The Flyers strayed off the beaten path again to sign O'Donnell, another free-agent defenseman, who played the last two seasons in Los Angeles with the Kings.

O'Donnell will earn $1 million this season - a $250,000 cut from his pay last season - but has the opportunity to earn more with performance-based bonuses. He will be relied upon by the Flyers as the anchor of their blue-line unit, likely as the sixth defenseman.

O'Donnell, who will turn 39 in October, came to the Flyers with the high recommendation of Chris Pronger. O'Donnell and Pronger were defensive partners in 2007 when they helped bring a Stanley Cup to Anaheim.

"We've been friends for a long time, and he can be very persuasive," O'Donnell said of Pronger. "He thought it would be a good fit. I'm at a point in my career where the dollars are what they are. It was just a matter of finding a spot where I could fit in on that bottom pair and really make a contribution."

O'Donnell, who has finished with a minus rating only twice in 15 NHL seasons, said Holmgren contacted his agent within the first 5 minutes of free agency, opening at noon yesterday. He was a plus-14 with 15 points last year for the Kings.

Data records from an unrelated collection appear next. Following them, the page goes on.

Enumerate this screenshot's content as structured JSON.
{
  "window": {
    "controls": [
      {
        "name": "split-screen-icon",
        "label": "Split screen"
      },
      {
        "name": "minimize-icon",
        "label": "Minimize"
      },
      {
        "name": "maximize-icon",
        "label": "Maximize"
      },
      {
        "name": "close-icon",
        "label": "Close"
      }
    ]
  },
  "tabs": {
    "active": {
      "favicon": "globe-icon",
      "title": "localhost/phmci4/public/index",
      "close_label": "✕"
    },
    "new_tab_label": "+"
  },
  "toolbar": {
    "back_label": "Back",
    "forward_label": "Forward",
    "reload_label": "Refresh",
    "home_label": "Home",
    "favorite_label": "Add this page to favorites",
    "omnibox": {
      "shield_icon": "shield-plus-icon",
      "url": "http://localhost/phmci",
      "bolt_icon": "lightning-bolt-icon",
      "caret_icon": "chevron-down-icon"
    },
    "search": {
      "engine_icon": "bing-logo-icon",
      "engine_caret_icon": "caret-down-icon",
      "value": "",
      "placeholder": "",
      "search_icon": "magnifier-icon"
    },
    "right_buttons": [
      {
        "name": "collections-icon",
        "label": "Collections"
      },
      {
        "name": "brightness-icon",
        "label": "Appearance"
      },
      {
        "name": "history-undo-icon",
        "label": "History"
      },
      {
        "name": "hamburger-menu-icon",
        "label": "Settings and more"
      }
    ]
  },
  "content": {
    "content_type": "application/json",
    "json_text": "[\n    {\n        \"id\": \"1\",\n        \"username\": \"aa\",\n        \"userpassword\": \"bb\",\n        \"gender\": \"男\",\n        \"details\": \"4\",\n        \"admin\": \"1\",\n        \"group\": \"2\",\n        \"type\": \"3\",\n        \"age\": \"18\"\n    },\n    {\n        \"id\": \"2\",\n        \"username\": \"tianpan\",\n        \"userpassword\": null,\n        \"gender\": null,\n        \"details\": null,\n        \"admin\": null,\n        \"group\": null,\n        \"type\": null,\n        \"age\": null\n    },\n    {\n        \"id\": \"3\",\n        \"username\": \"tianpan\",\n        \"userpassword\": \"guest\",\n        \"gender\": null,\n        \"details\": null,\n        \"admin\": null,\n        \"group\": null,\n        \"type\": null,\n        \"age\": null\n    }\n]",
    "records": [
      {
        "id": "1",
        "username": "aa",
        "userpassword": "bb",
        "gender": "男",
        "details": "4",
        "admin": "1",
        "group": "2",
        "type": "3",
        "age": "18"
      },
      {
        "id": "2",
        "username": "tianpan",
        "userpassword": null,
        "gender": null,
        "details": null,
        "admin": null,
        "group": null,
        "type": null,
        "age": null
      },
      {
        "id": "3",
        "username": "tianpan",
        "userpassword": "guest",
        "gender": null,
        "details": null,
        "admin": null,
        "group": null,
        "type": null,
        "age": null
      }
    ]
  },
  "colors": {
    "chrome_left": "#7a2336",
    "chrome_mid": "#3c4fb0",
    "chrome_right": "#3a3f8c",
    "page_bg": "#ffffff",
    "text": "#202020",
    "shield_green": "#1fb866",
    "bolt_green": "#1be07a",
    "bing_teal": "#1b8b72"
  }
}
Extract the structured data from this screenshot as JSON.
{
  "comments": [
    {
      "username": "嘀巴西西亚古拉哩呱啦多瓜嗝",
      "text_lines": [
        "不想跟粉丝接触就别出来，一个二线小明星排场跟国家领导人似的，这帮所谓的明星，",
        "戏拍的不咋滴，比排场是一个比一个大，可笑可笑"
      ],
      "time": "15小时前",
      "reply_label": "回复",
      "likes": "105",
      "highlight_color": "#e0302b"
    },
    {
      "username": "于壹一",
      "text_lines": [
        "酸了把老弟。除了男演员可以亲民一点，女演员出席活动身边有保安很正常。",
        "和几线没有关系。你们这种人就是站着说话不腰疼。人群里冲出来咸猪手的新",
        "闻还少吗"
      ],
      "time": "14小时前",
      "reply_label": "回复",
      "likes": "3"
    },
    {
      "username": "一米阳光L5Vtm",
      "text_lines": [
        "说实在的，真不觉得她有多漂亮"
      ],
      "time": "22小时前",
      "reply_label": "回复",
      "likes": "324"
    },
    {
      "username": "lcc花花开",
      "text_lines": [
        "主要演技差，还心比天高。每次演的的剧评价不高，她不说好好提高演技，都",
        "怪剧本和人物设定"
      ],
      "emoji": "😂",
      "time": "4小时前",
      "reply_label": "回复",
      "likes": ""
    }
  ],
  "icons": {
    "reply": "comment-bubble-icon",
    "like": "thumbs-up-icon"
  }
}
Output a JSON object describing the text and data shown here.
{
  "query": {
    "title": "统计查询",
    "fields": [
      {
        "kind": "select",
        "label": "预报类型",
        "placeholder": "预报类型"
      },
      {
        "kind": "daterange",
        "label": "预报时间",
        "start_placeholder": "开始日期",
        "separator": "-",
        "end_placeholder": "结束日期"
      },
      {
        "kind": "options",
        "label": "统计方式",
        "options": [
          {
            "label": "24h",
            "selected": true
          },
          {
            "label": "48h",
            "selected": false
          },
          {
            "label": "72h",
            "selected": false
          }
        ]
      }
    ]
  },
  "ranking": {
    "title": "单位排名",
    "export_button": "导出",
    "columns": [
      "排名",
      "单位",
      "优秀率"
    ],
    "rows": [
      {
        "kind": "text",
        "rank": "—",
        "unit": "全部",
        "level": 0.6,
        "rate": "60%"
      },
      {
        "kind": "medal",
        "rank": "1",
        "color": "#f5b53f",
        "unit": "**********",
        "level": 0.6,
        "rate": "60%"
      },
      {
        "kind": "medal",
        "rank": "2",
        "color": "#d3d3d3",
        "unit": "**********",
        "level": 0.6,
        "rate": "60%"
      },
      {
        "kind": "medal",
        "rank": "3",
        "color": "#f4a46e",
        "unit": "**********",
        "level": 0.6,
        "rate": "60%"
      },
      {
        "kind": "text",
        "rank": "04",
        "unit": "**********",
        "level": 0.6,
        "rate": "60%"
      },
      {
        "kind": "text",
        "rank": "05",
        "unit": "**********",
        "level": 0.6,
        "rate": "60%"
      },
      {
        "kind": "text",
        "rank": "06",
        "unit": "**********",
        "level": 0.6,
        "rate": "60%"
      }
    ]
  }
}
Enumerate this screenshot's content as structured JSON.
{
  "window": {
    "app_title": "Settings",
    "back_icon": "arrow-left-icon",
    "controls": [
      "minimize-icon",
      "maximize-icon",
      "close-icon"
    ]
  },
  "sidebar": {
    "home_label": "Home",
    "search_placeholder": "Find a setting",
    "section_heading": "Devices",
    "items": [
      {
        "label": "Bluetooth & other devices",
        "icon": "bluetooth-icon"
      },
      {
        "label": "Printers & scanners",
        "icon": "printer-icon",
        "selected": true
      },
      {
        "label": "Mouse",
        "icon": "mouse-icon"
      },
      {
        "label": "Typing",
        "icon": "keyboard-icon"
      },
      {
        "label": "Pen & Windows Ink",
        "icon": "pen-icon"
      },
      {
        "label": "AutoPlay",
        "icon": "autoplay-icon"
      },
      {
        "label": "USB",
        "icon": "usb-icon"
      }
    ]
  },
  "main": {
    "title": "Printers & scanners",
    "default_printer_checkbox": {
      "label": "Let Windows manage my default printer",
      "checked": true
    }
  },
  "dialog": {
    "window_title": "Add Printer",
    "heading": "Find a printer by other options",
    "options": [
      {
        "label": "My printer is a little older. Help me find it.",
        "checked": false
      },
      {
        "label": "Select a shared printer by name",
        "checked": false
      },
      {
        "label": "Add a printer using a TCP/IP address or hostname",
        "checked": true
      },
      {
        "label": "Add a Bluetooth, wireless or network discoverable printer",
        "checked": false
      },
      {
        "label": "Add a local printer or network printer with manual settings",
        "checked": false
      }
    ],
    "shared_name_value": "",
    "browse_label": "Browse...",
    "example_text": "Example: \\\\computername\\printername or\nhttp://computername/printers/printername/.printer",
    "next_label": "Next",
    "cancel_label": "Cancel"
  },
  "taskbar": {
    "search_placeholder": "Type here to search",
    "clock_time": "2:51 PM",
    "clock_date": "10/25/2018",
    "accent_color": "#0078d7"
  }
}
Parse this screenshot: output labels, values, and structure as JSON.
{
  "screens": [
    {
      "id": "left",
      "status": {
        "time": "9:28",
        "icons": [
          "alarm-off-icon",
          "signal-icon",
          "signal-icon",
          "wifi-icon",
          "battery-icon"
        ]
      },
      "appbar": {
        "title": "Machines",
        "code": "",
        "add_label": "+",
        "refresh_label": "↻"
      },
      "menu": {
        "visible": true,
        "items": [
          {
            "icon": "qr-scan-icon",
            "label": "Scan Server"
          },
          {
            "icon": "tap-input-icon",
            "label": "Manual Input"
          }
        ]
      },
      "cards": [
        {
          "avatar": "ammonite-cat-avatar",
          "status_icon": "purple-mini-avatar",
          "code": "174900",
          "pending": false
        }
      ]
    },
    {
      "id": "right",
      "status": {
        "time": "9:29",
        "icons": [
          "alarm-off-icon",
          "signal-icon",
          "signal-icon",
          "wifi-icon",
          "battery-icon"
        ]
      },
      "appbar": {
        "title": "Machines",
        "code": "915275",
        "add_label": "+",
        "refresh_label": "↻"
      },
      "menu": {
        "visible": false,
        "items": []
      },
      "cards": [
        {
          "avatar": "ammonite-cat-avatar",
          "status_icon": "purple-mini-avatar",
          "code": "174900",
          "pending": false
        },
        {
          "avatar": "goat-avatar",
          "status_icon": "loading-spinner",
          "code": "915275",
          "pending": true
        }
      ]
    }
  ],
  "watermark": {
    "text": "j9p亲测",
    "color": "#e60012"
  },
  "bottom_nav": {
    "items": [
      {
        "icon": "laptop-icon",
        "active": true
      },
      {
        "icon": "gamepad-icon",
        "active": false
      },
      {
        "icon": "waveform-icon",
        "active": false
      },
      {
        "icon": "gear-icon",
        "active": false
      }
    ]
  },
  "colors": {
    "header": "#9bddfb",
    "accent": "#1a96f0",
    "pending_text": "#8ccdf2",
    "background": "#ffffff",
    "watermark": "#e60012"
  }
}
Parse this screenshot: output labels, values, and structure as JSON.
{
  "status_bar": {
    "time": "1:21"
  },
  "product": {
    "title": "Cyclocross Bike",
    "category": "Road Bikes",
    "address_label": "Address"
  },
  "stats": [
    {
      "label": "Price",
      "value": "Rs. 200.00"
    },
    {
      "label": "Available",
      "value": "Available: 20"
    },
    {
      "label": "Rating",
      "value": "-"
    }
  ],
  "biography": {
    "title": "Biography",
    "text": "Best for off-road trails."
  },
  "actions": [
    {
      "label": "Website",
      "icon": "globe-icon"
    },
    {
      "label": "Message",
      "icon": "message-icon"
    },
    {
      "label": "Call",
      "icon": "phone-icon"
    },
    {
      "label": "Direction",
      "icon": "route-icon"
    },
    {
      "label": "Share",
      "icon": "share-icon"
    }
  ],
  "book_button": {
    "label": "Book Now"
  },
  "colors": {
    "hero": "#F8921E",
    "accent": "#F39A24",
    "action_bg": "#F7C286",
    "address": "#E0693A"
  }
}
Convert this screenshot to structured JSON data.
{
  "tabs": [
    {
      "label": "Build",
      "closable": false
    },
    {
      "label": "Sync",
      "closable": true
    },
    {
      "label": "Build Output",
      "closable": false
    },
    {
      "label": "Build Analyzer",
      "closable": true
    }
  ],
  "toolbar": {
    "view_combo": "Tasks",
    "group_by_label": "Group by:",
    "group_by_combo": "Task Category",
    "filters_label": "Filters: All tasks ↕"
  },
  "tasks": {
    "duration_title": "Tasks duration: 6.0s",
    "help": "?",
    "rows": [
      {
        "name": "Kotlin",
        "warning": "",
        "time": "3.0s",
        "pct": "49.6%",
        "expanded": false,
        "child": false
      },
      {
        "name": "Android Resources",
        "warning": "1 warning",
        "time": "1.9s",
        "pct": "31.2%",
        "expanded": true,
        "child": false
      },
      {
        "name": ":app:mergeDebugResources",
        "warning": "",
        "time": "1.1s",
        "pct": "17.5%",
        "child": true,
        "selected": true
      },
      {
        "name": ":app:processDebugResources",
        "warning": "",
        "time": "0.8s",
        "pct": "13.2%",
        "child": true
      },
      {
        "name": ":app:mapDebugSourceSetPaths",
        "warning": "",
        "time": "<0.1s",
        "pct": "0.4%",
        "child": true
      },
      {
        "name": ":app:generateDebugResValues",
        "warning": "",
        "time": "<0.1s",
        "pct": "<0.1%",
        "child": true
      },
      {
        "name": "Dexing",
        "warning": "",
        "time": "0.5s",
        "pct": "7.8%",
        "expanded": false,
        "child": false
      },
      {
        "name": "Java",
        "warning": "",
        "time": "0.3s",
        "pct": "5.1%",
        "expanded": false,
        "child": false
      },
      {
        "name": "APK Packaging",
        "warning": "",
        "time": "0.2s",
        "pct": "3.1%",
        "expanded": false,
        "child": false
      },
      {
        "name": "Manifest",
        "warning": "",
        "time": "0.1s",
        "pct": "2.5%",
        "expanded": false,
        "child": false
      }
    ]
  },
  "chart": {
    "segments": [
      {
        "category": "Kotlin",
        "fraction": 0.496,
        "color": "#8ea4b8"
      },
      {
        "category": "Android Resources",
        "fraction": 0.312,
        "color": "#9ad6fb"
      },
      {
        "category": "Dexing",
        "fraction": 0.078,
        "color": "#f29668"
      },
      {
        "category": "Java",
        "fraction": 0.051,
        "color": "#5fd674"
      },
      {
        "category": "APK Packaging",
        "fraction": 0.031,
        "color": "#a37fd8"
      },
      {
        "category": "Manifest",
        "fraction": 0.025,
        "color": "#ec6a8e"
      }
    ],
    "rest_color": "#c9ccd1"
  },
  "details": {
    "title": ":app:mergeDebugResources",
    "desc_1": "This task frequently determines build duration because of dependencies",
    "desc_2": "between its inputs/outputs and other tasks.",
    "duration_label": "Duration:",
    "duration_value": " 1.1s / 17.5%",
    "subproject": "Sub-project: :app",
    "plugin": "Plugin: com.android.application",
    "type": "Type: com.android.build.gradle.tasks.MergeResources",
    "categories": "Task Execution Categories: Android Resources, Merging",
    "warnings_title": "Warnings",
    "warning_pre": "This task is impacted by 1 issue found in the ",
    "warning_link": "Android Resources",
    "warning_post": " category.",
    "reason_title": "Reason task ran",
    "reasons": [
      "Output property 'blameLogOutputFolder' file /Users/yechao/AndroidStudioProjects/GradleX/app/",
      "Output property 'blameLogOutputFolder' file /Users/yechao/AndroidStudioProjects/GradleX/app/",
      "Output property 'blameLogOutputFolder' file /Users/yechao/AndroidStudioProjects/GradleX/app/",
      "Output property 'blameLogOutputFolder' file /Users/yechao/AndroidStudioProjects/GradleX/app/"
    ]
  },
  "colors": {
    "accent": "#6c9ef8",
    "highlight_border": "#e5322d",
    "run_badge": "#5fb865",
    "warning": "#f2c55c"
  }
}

He made it clear he came to Philly not just to play with Pronger, but to win.

"This isn't really about money, this is about I'd like to win one more time," O'Donnell said. "If I didn't think Philly was in that group of teams that was right there on the cusp, I wouldn't have signed with Philly. I think I can really bring a steady presence to that last defensive unit."

Overall, it was a busy day for the Flyers, who can either sign one more forward or head into next season with the expectation of using someone from the Phantoms.

"We're very pleased with what we did," Holmgren said. "We significantly upgraded our defense. There's still guys out there. We'll continue to look around and listen and see if there's a fit, whether it's a trade or through free agency, but we're always looking to make our team better. We think we made our team better today, but we'll continue to look."

For more news and analysis, read Frank Seravalli's blog, Frequent Flyers, at